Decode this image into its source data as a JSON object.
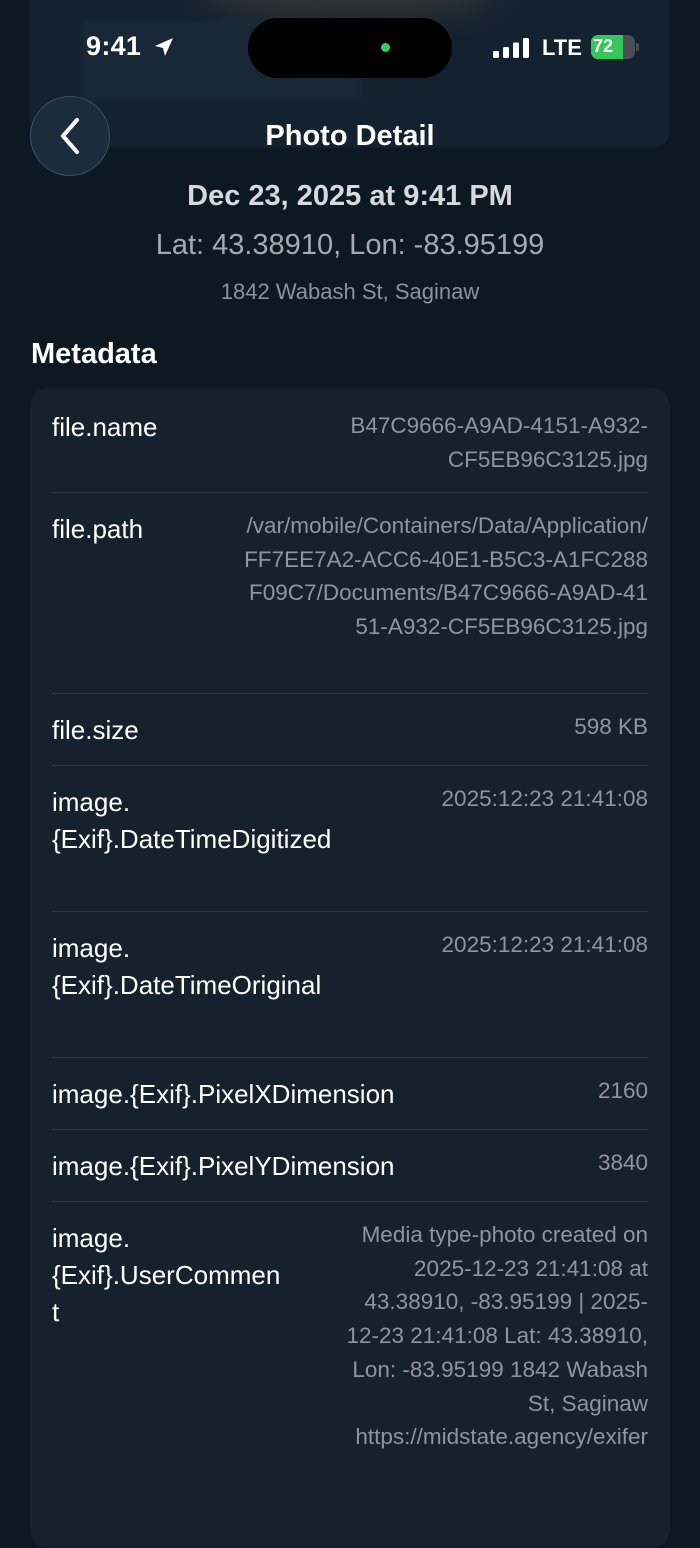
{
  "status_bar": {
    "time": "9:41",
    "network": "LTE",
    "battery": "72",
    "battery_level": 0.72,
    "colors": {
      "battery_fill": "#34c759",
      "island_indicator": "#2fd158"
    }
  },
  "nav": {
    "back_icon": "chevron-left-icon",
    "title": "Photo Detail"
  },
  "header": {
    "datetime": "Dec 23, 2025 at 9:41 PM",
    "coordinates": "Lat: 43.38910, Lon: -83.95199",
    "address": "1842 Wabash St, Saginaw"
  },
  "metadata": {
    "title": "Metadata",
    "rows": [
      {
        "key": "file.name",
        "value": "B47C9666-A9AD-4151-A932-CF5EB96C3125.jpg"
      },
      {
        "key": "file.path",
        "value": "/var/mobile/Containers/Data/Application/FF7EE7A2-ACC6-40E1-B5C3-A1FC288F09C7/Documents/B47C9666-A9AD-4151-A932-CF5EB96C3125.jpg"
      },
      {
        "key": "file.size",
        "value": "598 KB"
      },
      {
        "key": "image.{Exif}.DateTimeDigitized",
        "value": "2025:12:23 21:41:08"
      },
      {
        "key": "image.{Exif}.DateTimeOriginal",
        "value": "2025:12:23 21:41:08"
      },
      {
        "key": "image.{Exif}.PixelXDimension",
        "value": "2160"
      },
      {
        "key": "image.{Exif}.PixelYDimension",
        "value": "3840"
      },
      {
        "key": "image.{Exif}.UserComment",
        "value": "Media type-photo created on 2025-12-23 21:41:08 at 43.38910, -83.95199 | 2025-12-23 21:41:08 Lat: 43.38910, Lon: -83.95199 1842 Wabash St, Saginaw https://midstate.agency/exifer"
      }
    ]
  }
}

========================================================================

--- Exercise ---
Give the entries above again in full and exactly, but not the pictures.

--- Your response ---
Decode this image into its source data as a JSON object.
{
  "status_bar": {
    "time": "9:41",
    "network": "LTE",
    "battery": "72",
    "battery_level": 0.72,
    "colors": {
      "battery_fill": "#34c759",
      "island_indicator": "#2fd158"
    }
  },
  "nav": {
    "back_icon": "chevron-left-icon",
    "title": "Photo Detail"
  },
  "header": {
    "datetime": "Dec 23, 2025 at 9:41 PM",
    "coordinates": "Lat: 43.38910, Lon: -83.95199",
    "address": "1842 Wabash St, Saginaw"
  },
  "metadata": {
    "title": "Metadata",
    "rows": [
      {
        "key": "file.name",
        "value": "B47C9666-A9AD-4151-A932-CF5EB96C3125.jpg"
      },
      {
        "key": "file.path",
        "value": "/var/mobile/Containers/Data/Application/FF7EE7A2-ACC6-40E1-B5C3-A1FC288F09C7/Documents/B47C9666-A9AD-4151-A932-CF5EB96C3125.jpg"
      },
      {
        "key": "file.size",
        "value": "598 KB"
      },
      {
        "key": "image.{Exif}.DateTimeDigitized",
        "value": "2025:12:23 21:41:08"
      },
      {
        "key": "image.{Exif}.DateTimeOriginal",
        "value": "2025:12:23 21:41:08"
      },
      {
        "key": "image.{Exif}.PixelXDimension",
        "value": "2160"
      },
      {
        "key": "image.{Exif}.PixelYDimension",
        "value": "3840"
      },
      {
        "key": "image.{Exif}.UserComment",
        "value": "Media type-photo created on 2025-12-23 21:41:08 at 43.38910, -83.95199 | 2025-12-23 21:41:08 Lat: 43.38910, Lon: -83.95199 1842 Wabash St, Saginaw https://midstate.agency/exifer"
      }
    ]
  }
}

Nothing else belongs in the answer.